Could you tally the lines of the entries that carry the string "JSON"? Reply with the number and nothing more.

> Listed entries
Segment Open

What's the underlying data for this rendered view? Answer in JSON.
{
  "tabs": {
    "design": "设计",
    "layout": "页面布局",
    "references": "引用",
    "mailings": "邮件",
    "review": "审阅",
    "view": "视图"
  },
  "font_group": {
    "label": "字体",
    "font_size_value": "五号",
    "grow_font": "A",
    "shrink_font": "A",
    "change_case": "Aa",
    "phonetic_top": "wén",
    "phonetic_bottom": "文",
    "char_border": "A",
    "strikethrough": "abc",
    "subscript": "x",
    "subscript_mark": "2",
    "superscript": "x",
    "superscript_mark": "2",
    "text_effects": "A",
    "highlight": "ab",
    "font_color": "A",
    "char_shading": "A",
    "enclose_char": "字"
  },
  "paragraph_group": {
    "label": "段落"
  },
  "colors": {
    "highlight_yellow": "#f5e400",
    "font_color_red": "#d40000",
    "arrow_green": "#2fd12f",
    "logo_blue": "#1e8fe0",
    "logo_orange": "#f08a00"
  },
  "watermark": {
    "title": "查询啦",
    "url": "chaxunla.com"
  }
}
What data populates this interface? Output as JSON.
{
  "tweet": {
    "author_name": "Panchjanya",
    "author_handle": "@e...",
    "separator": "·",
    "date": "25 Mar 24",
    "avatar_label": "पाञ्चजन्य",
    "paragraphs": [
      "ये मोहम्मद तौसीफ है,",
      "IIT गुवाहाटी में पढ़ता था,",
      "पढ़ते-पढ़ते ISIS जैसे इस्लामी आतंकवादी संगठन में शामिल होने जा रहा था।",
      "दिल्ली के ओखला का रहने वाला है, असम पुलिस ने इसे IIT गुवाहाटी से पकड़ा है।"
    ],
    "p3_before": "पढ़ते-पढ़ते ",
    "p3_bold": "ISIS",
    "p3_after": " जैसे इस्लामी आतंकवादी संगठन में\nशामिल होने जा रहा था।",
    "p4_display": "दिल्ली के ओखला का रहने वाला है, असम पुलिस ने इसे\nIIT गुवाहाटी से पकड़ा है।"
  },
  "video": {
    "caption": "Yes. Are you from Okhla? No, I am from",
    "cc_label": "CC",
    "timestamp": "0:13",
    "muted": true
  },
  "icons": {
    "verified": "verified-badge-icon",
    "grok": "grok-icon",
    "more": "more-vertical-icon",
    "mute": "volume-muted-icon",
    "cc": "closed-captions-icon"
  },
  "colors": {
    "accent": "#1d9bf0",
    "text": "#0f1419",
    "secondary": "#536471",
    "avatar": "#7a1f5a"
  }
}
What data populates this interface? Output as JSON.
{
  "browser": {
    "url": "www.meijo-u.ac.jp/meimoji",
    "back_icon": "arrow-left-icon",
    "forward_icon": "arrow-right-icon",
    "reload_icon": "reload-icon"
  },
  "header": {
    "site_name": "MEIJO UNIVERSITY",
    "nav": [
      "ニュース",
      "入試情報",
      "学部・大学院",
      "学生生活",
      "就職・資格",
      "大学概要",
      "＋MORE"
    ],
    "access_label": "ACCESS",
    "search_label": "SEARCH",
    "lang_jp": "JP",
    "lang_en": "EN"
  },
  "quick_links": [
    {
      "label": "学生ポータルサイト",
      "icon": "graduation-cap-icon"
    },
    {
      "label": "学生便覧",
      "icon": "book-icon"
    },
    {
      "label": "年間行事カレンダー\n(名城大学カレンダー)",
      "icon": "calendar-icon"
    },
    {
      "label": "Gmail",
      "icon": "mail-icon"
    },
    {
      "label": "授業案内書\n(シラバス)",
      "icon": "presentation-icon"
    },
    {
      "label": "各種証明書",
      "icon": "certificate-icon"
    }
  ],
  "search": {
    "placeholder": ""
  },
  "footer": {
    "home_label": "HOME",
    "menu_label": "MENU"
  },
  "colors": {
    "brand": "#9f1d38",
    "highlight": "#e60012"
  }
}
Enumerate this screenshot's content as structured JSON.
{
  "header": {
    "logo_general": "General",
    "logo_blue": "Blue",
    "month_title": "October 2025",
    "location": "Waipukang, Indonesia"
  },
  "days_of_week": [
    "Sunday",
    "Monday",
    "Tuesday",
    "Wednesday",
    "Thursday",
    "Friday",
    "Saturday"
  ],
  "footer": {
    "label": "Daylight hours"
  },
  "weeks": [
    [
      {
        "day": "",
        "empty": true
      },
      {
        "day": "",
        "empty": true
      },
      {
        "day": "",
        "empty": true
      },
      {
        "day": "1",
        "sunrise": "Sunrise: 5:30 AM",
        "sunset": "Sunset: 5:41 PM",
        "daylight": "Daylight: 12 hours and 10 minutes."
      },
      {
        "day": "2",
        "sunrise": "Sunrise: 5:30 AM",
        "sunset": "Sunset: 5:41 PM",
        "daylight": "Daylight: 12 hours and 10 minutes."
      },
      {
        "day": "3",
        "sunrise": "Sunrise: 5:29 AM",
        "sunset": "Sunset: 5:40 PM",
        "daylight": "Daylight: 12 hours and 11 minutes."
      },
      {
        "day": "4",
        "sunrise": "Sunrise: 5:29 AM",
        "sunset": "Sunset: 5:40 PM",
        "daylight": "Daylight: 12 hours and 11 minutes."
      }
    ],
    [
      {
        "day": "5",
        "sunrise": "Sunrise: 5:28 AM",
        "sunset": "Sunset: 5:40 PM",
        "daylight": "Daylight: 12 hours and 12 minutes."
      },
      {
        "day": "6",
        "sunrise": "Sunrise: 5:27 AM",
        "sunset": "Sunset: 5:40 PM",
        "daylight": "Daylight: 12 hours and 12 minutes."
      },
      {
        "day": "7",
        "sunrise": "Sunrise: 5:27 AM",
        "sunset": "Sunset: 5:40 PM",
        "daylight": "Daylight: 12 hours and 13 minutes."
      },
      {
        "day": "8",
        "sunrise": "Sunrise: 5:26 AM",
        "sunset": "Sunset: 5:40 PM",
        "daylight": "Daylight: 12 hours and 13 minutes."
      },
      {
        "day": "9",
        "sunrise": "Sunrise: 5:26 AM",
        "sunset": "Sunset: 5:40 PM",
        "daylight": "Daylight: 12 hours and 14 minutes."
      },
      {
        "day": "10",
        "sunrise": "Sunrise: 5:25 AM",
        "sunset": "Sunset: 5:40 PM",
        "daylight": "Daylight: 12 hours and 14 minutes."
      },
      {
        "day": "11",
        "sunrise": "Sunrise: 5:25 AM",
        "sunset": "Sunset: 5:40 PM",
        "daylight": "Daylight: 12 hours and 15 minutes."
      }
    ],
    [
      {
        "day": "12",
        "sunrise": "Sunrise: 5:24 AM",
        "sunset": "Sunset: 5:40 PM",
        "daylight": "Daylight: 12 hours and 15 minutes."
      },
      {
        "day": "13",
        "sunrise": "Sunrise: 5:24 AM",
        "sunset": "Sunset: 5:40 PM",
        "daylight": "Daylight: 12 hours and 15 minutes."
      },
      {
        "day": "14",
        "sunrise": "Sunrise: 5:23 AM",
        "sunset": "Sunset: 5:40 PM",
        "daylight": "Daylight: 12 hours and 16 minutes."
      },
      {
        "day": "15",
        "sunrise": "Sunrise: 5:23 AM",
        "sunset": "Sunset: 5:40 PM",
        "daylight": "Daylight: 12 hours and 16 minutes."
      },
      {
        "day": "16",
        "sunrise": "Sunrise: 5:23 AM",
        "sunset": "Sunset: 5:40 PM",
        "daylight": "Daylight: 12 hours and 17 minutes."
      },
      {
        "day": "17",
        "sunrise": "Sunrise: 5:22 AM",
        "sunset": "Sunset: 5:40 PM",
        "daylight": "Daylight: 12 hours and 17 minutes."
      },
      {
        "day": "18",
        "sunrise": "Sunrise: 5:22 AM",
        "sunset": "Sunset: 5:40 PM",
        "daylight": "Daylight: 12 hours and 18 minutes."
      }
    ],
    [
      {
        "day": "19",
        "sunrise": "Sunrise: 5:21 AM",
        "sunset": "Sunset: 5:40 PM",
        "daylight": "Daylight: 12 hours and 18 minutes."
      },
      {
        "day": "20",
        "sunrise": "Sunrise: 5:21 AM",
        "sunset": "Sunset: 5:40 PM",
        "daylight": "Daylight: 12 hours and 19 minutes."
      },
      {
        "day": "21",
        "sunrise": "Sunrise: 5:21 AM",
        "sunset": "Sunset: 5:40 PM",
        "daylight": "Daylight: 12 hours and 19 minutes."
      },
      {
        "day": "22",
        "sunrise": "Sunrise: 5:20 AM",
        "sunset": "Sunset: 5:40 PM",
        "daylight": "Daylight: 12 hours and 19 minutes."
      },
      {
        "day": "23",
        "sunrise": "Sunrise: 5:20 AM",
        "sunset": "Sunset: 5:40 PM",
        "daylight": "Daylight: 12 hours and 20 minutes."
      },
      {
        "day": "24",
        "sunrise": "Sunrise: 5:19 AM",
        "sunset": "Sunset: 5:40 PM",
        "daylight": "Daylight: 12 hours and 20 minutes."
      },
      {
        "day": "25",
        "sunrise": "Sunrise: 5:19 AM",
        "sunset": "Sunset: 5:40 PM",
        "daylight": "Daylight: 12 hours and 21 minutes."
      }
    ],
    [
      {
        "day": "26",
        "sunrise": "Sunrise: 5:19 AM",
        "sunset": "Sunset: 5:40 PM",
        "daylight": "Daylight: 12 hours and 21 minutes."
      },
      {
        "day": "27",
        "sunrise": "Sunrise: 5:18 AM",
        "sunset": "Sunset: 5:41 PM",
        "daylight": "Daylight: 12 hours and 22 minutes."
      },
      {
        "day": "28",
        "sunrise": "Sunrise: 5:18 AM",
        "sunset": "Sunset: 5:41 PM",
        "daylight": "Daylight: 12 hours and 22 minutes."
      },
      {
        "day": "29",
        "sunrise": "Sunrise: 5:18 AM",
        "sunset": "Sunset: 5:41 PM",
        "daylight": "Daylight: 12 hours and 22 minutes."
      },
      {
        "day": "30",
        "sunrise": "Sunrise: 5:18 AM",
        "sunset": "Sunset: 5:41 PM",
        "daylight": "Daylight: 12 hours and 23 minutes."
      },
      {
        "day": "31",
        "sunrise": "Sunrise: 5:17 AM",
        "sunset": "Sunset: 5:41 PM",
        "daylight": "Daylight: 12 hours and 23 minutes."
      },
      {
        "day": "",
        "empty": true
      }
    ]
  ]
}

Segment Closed

> Reply
4